What you are asked to do → With nothing left out, repeat every entry exactly.

Data for analysis →
□ □ □ □ □ □ □

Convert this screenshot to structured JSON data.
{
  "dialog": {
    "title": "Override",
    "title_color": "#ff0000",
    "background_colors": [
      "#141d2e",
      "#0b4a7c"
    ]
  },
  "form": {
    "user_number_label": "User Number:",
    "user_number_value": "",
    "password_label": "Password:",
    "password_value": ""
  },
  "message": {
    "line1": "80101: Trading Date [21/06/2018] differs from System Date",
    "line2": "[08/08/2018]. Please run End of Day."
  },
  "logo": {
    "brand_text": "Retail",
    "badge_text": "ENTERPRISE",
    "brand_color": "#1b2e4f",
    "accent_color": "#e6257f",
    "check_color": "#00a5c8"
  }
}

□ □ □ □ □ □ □

Result →
Convert this screenshot to structured JSON data.
{
  "dialog": {
    "title": "Override",
    "title_color": "#ff0000",
    "background_colors": [
      "#141d2e",
      "#0b4a7c"
    ]
  },
  "form": {
    "user_number_label": "User Number:",
    "user_number_value": "",
    "password_label": "Password:",
    "password_value": ""
  },
  "message": {
    "line1": "80101: Trading Date [21/06/2018] differs from System Date",
    "line2": "[08/08/2018]. Please run End of Day."
  },
  "logo": {
    "brand_text": "Retail",
    "badge_text": "ENTERPRISE",
    "brand_color": "#1b2e4f",
    "accent_color": "#e6257f",
    "check_color": "#00a5c8"
  }
}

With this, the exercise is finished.